Assigned task → Leaving the pictures aside, return all of the data below exactly.

Web page and app entries
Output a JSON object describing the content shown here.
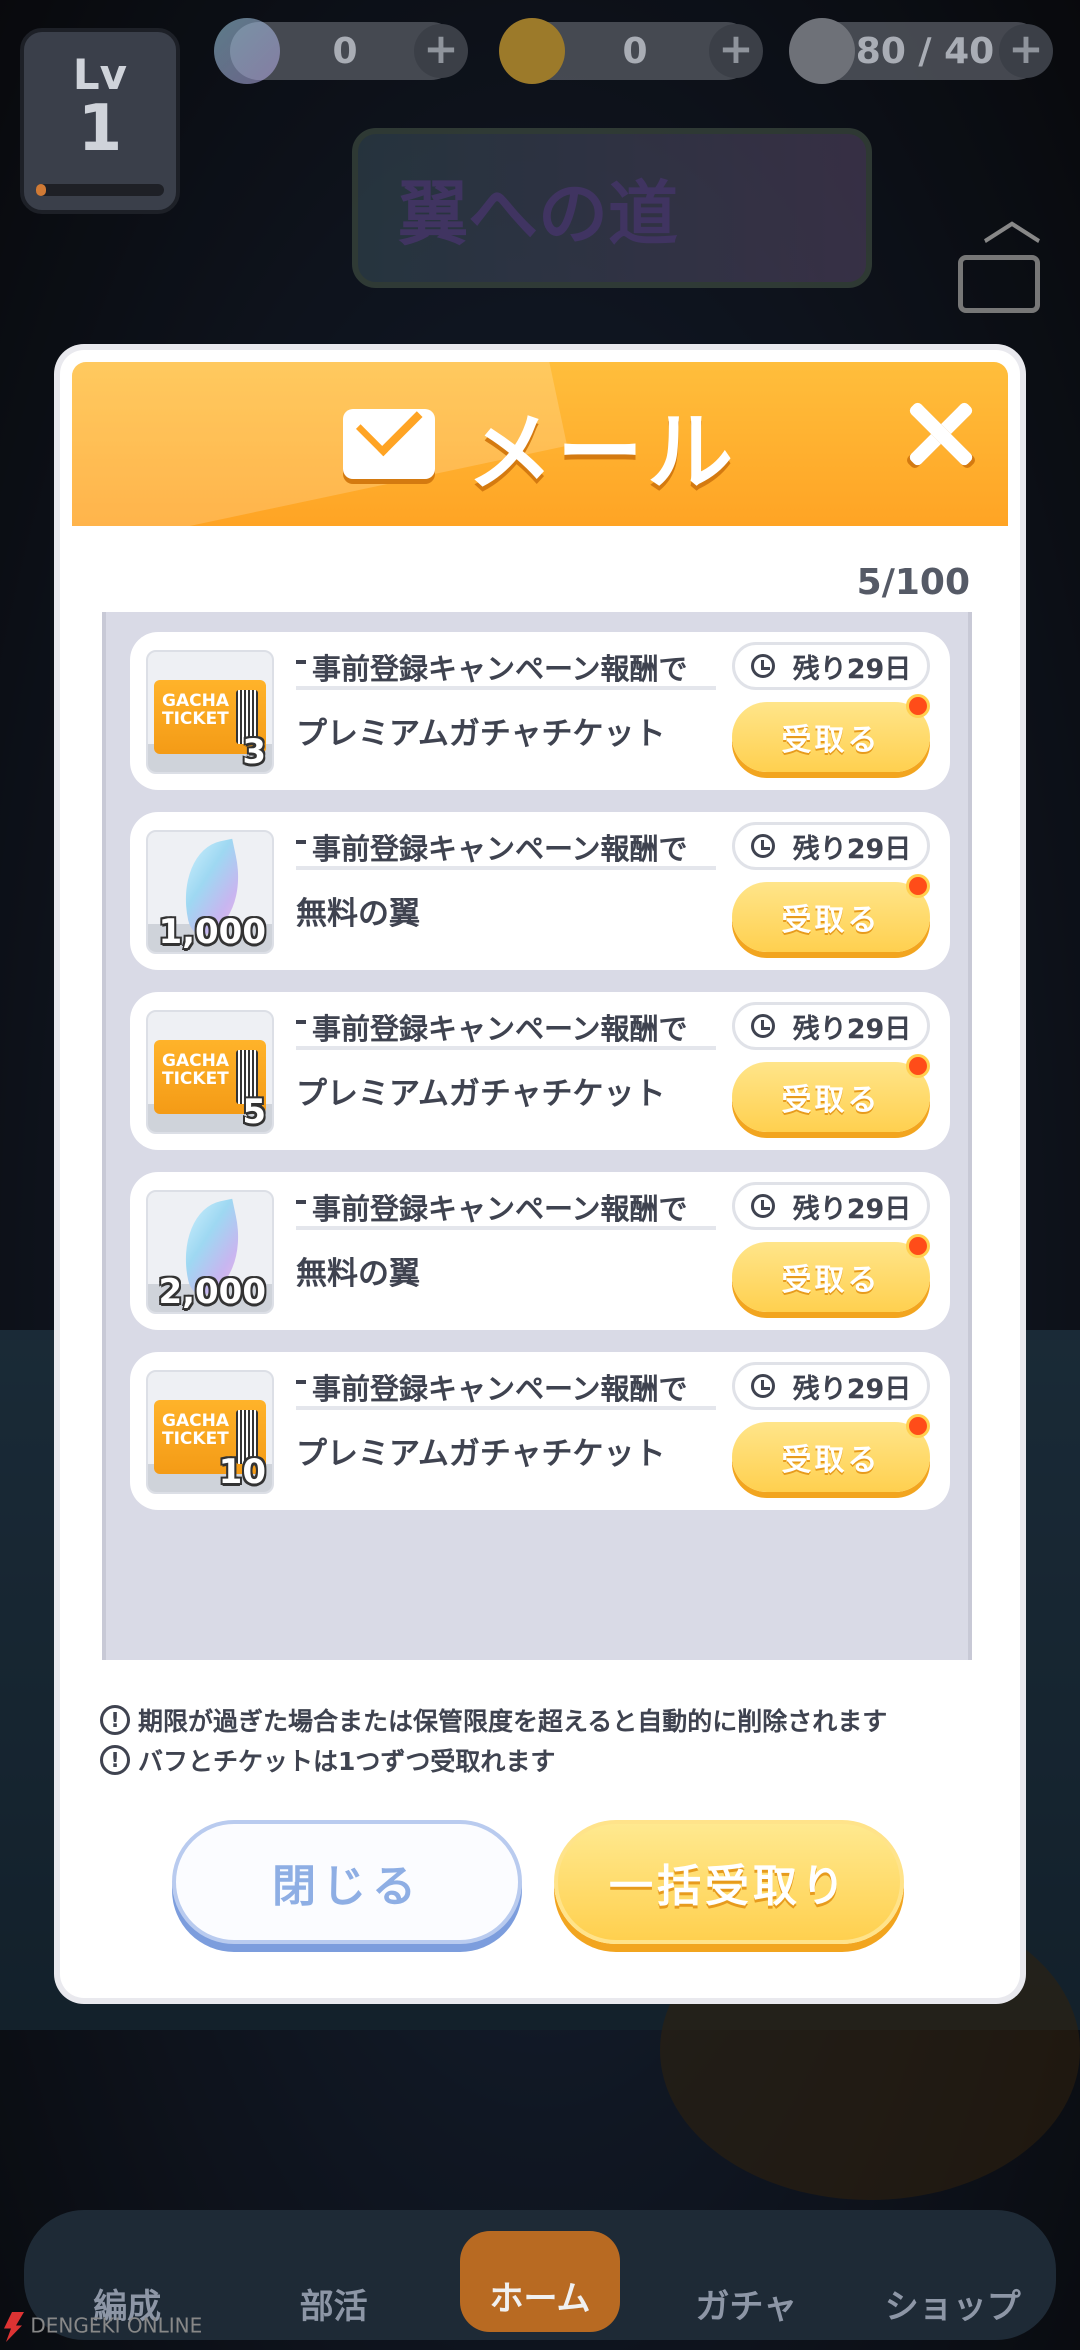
{
  "hud": {
    "level_label": "Lv",
    "level_value": "1",
    "level_progress": 0.08,
    "fins": "0",
    "coins": "0",
    "stamina": "80 / 40",
    "banner": "翼への道"
  },
  "tabs": [
    "編成",
    "部活",
    "ホーム",
    "ガチャ",
    "ショップ"
  ],
  "watermark": "DENGEKI ONLINE",
  "modal": {
    "title": "メール",
    "count": "5/100",
    "items": [
      {
        "type": "ticket",
        "title": "事前登録キャンペーン報酬で",
        "body": "プレミアムガチャチケット",
        "qty": "3",
        "remaining": "残り29日",
        "button": "受取る"
      },
      {
        "type": "fin",
        "title": "事前登録キャンペーン報酬で",
        "body": "無料の翼",
        "qty": "1,000",
        "remaining": "残り29日",
        "button": "受取る"
      },
      {
        "type": "ticket",
        "title": "事前登録キャンペーン報酬で",
        "body": "プレミアムガチャチケット",
        "qty": "5",
        "remaining": "残り29日",
        "button": "受取る"
      },
      {
        "type": "fin",
        "title": "事前登録キャンペーン報酬で",
        "body": "無料の翼",
        "qty": "2,000",
        "remaining": "残り29日",
        "button": "受取る"
      },
      {
        "type": "ticket",
        "title": "事前登録キャンペーン報酬で",
        "body": "プレミアムガチャチケット",
        "qty": "10",
        "remaining": "残り29日",
        "button": "受取る"
      }
    ],
    "ticket_label": "GACHA TICKET",
    "notes": [
      "期限が過ぎた場合または保管限度を超えると自動的に削除されます",
      "バフとチケットは1つずつ受取れます"
    ],
    "close_label": "閉じる",
    "receive_all_label": "一括受取り"
  },
  "colors": {
    "header": "#ffa424",
    "receive_button": "#ffd04f",
    "badge": "#ff4c19",
    "close_button_border": "#7c9ddd"
  }
}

Written answer →
Output a JSON object describing the content shown here.
{
  "hud": {
    "level_label": "Lv",
    "level_value": "1",
    "level_progress": 0.08,
    "fins": "0",
    "coins": "0",
    "stamina": "80 / 40",
    "banner": "翼への道"
  },
  "tabs": [
    "編成",
    "部活",
    "ホーム",
    "ガチャ",
    "ショップ"
  ],
  "watermark": "DENGEKI ONLINE",
  "modal": {
    "title": "メール",
    "count": "5/100",
    "items": [
      {
        "type": "ticket",
        "title": "事前登録キャンペーン報酬で",
        "body": "プレミアムガチャチケット",
        "qty": "3",
        "remaining": "残り29日",
        "button": "受取る"
      },
      {
        "type": "fin",
        "title": "事前登録キャンペーン報酬で",
        "body": "無料の翼",
        "qty": "1,000",
        "remaining": "残り29日",
        "button": "受取る"
      },
      {
        "type": "ticket",
        "title": "事前登録キャンペーン報酬で",
        "body": "プレミアムガチャチケット",
        "qty": "5",
        "remaining": "残り29日",
        "button": "受取る"
      },
      {
        "type": "fin",
        "title": "事前登録キャンペーン報酬で",
        "body": "無料の翼",
        "qty": "2,000",
        "remaining": "残り29日",
        "button": "受取る"
      },
      {
        "type": "ticket",
        "title": "事前登録キャンペーン報酬で",
        "body": "プレミアムガチャチケット",
        "qty": "10",
        "remaining": "残り29日",
        "button": "受取る"
      }
    ],
    "ticket_label": "GACHA TICKET",
    "notes": [
      "期限が過ぎた場合または保管限度を超えると自動的に削除されます",
      "バフとチケットは1つずつ受取れます"
    ],
    "close_label": "閉じる",
    "receive_all_label": "一括受取り"
  },
  "colors": {
    "header": "#ffa424",
    "receive_button": "#ffd04f",
    "badge": "#ff4c19",
    "close_button_border": "#7c9ddd"
  }
}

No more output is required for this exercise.